## [Task to complete]
Copy out, from the entries below, each line holding the string "Thủy".

---------- Data records ----------

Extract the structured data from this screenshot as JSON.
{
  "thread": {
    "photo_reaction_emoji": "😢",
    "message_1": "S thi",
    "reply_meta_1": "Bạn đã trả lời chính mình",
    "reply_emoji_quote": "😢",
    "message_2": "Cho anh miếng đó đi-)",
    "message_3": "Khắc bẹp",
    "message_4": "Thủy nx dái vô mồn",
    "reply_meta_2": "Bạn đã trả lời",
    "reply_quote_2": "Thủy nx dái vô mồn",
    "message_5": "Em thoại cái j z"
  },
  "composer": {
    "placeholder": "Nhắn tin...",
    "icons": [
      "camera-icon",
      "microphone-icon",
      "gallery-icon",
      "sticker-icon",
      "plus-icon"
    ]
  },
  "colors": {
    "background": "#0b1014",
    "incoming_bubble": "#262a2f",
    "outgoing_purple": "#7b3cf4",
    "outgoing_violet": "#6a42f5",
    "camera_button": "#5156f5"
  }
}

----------

## [Result of the task]
    "message_4": "Thủy nx dái vô mồn",
    "reply_quote_2": "Thủy nx dái vô mồn",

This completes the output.